The input
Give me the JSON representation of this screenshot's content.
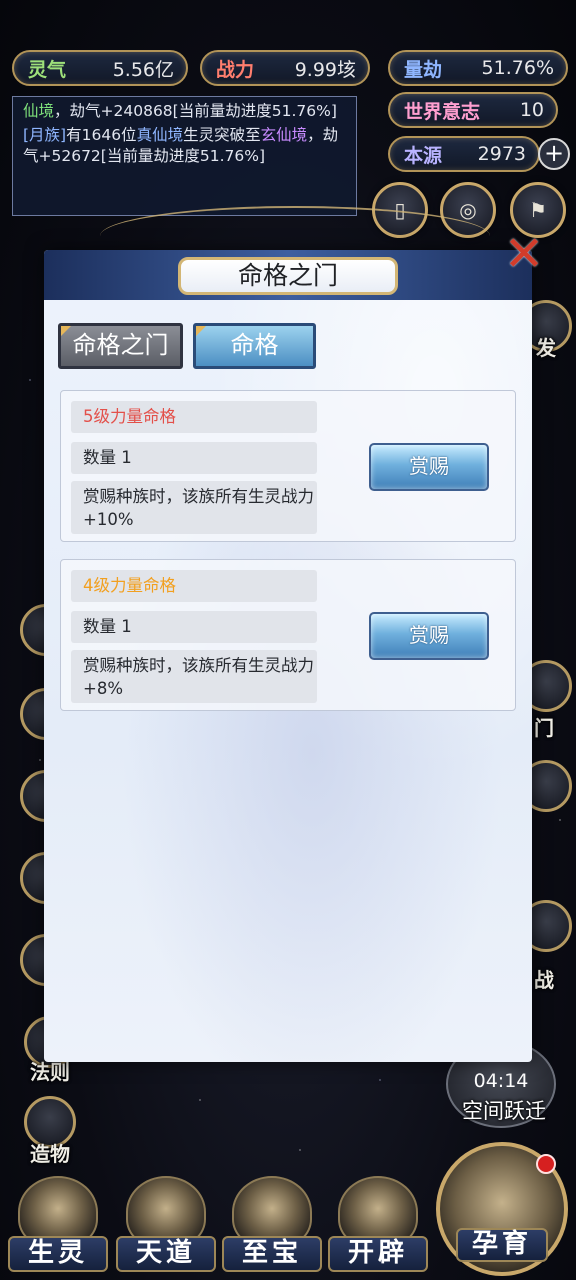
{
  "hud": {
    "lingqi": {
      "label": "灵气",
      "value": "5.56亿"
    },
    "zhanli": {
      "label": "战力",
      "value": "9.99垓"
    },
    "liangjie": {
      "label": "量劫",
      "value": "51.76%"
    },
    "shijie": {
      "label": "世界意志",
      "value": "10"
    },
    "benyuan": {
      "label": "本源",
      "value": "2973"
    }
  },
  "log": {
    "p1a": "仙境",
    "p1b": "，劫气+240868[当前量劫进度51.76%]",
    "p2a": "[月族]",
    "p2b": "有1646位",
    "p2c": "真仙境",
    "p2d": "生灵突破至",
    "p2e": "玄仙境",
    "p2f": "，劫气+52672[当前量劫进度51.76%]"
  },
  "side": {
    "fa": "发",
    "men": "门",
    "zhan": "战",
    "faze": "法则",
    "zaowu": "造物"
  },
  "timer": {
    "time": "04:14",
    "label": "空间跃迁"
  },
  "nav": {
    "shengling": "生灵",
    "tiandao": "天道",
    "zhibao": "至宝",
    "kaipi": "开辟",
    "yunyu": "孕育"
  },
  "modal": {
    "title": "命格之门",
    "tabs": {
      "gate": "命格之门",
      "fate": "命格"
    },
    "cards": [
      {
        "name": "5级力量命格",
        "qty": "数量   1",
        "desc": "赏赐种族时，该族所有生灵战力+10%",
        "button": "赏赐"
      },
      {
        "name": "4级力量命格",
        "qty": "数量   1",
        "desc": "赏赐种族时，该族所有生灵战力+8%",
        "button": "赏赐"
      }
    ]
  },
  "colors": {
    "accent_gold": "#c9a86a",
    "tab_active": "#4c8fc3",
    "name_lv5": "#e3504a",
    "name_lv4": "#f2a020"
  }
}
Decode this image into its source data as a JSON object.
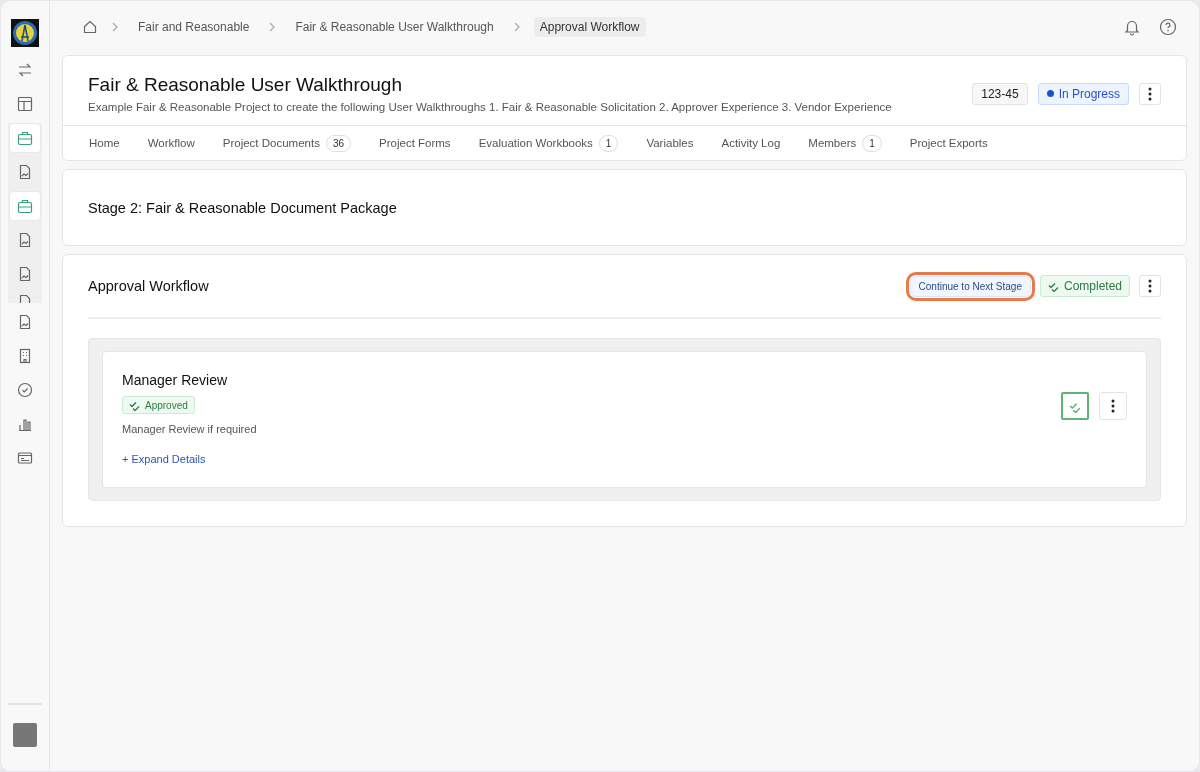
{
  "sidebar": {
    "items": [
      {
        "kind": "swap",
        "selected": false
      },
      {
        "kind": "layout",
        "selected": false
      },
      {
        "kind": "briefcase",
        "selected": true,
        "expanded": true,
        "children": [
          {
            "kind": "document",
            "selected": false
          },
          {
            "kind": "briefcase",
            "selected": true
          },
          {
            "kind": "document",
            "selected": false
          },
          {
            "kind": "document",
            "selected": false
          },
          {
            "kind": "document-cut",
            "selected": false
          }
        ]
      },
      {
        "kind": "document",
        "selected": false
      },
      {
        "kind": "building",
        "selected": false
      },
      {
        "kind": "check-circle",
        "selected": false
      },
      {
        "kind": "chart",
        "selected": false
      },
      {
        "kind": "card",
        "selected": false
      }
    ]
  },
  "breadcrumbs": [
    {
      "label": "Fair and Reasonable",
      "selected": false
    },
    {
      "label": "Fair & Reasonable User Walkthrough",
      "selected": false
    },
    {
      "label": "Approval Workflow",
      "selected": true
    }
  ],
  "project": {
    "title": "Fair & Reasonable User Walkthrough",
    "description": "Example Fair & Reasonable Project to create the following User Walkthroughs 1. Fair & Reasonable Solicitation 2. Approver Experience 3. Vendor Experience",
    "code": "123-45",
    "status": "In Progress"
  },
  "tabs": [
    {
      "label": "Home",
      "selected": false
    },
    {
      "label": "Workflow",
      "selected": false
    },
    {
      "label": "Project Documents",
      "count": "36",
      "selected": false
    },
    {
      "label": "Project Forms",
      "selected": false
    },
    {
      "label": "Evaluation Workbooks",
      "count": "1",
      "selected": false
    },
    {
      "label": "Variables",
      "selected": false
    },
    {
      "label": "Activity Log",
      "selected": false
    },
    {
      "label": "Members",
      "count": "1",
      "selected": false
    },
    {
      "label": "Project Exports",
      "selected": false
    }
  ],
  "stage": {
    "title": "Stage 2: Fair & Reasonable Document Package"
  },
  "workflow": {
    "title": "Approval Workflow",
    "action": {
      "label": "Continue to Next Stage",
      "highlighted": true
    },
    "status": "Completed",
    "steps": [
      {
        "title": "Manager Review",
        "status": "Approved",
        "description": "Manager Review if required",
        "link": "+ Expand Details",
        "checked": true
      }
    ]
  }
}
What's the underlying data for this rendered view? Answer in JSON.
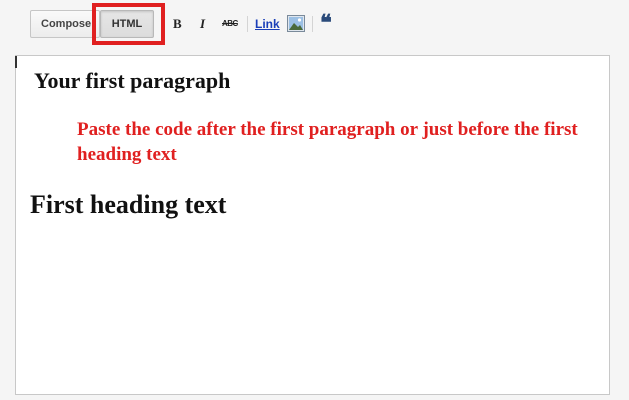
{
  "toolbar": {
    "compose_label": "Compose",
    "html_label": "HTML",
    "bold_label": "B",
    "italic_label": "I",
    "strike_label": "ABC",
    "link_label": "Link",
    "quote_label": "❝",
    "image_icon": "image-icon",
    "highlight_color": "#e02020"
  },
  "editor": {
    "paragraph": "Your first paragraph",
    "note": "Paste the code after the first paragraph or just before the first heading text",
    "heading": "First heading text",
    "note_color": "#e02020"
  }
}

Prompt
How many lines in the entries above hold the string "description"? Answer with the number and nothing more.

Your solution
2